The Sunday Times

NO ONE - not Sir William, not the Lawrences, not the Home Secretary, not even the most extreme black groups - is saying that every policeman is a racist. But the facts of the matter are clear and stark: the police as a whole failed the Lawrences. Worse still, they failed us all.

The Sunday Express

SOME PEOPLE may feel it is downright offensive to focus at all on whites in the aftermath

of the Lawrence inquiry. I can't see how things will ever improve unless we face the fact that, although life is worst in modern Britain for young blacks, it is pretty hellish for certain cut-off and economically abandoned white tribes too. Their self-pity may be smaller in scale than the grievance of black people, but it is, as it were, similarly shaped. (Andrew Marr)

The Observer

THE GREATEST lesson to come out of all this is that no one will tolerate another Stephen Lawrence case. Mr and Mrs Lawrence have been insulted at every stage. But they were entitled to believe that the man who instigated the judicial inquiry into their son's death was on their side. Jack's sojourn to the South of France is the final straw.

Sunday Mirror

TO TRY to expunge by means of the criminal law the expression of certain unacceptable or revolting ideas would be to attack the very basis of a free society.
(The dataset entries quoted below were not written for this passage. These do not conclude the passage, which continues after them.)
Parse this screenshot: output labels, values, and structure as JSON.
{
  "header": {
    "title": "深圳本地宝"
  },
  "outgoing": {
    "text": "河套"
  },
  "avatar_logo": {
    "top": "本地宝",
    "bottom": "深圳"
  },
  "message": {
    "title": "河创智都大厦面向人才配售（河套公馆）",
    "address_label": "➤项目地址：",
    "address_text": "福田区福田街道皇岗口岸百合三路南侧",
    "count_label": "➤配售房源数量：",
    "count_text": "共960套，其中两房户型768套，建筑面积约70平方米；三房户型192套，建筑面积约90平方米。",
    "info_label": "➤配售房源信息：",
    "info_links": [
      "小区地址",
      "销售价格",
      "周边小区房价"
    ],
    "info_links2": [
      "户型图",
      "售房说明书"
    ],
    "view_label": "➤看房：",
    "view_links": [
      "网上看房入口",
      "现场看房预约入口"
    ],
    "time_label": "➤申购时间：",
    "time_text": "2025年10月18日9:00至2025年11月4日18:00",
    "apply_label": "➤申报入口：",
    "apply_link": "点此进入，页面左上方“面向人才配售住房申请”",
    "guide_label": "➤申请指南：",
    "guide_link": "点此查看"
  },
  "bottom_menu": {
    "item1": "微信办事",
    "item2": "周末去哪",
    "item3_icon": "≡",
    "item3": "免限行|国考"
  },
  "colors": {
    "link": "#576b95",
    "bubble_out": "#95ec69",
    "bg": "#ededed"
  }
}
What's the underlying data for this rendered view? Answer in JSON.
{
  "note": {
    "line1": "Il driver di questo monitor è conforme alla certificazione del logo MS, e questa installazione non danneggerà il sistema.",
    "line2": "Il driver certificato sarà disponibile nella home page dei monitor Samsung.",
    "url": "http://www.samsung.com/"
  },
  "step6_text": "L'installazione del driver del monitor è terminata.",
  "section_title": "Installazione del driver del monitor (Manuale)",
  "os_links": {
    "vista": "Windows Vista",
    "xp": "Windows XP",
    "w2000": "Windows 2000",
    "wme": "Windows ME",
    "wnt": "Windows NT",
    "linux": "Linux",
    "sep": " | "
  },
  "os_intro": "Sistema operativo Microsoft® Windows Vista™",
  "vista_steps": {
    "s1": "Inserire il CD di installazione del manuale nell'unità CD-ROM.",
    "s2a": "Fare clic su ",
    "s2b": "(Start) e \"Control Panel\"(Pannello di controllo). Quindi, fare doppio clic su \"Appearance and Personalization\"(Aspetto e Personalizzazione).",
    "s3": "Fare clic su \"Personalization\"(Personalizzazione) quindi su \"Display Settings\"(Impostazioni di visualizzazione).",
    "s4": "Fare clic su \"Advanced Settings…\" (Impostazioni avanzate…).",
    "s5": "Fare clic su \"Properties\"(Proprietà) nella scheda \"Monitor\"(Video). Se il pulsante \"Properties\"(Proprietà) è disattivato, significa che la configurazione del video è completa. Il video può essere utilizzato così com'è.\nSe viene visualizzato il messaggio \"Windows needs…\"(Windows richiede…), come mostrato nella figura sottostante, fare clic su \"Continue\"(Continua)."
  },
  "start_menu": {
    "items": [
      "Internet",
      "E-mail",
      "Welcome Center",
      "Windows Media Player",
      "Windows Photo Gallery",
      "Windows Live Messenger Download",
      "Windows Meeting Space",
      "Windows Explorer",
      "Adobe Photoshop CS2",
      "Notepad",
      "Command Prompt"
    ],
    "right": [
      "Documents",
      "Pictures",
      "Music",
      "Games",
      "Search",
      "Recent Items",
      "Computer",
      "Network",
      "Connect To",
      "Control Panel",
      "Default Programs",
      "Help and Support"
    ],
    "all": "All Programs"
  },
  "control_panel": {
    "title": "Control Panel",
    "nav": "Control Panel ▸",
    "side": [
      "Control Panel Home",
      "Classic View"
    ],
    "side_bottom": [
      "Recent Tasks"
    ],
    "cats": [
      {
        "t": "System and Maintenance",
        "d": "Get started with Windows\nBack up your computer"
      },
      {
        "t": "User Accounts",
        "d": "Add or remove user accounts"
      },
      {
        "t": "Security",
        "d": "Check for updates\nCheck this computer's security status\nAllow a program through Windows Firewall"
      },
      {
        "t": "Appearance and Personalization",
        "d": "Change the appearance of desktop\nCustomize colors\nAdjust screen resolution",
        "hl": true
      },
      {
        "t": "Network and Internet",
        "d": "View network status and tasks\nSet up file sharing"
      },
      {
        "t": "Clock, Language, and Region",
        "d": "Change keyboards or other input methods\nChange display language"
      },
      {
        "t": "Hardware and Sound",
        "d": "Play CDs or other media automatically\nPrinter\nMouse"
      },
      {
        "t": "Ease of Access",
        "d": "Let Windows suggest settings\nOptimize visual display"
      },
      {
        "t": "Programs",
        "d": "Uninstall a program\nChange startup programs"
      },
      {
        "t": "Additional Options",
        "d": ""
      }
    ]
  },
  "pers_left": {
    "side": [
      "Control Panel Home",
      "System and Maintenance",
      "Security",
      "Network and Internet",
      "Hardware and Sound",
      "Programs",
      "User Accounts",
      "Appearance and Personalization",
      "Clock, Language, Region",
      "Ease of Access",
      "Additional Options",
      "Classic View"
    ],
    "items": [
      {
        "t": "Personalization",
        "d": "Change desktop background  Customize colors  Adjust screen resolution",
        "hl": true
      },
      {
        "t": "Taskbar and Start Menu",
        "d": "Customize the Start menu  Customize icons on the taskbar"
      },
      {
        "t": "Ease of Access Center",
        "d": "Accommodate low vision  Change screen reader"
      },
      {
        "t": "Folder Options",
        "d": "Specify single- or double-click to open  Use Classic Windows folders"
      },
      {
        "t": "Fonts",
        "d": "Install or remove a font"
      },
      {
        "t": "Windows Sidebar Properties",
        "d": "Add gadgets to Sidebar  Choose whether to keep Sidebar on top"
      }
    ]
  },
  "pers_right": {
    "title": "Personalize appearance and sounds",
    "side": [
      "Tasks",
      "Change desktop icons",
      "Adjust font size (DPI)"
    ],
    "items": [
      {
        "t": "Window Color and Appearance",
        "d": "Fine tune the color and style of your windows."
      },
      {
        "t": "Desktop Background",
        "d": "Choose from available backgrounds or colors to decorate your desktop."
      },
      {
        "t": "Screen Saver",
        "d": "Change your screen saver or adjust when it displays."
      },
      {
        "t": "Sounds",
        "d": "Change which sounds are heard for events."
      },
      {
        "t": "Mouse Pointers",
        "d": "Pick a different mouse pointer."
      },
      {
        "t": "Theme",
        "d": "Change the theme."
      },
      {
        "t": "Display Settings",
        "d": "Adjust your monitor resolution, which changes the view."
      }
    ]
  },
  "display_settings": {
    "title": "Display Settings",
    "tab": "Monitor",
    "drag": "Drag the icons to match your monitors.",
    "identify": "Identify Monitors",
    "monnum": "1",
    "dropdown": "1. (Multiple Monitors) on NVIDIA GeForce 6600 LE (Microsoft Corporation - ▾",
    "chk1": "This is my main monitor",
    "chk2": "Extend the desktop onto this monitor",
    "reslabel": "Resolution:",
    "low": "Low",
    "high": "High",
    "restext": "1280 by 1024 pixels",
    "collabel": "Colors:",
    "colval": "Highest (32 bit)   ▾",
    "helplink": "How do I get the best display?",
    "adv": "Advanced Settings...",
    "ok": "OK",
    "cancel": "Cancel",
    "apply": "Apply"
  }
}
Unfortunately, this Government has shown signs of being susceptible to national hysteria.

The Independent on Sunday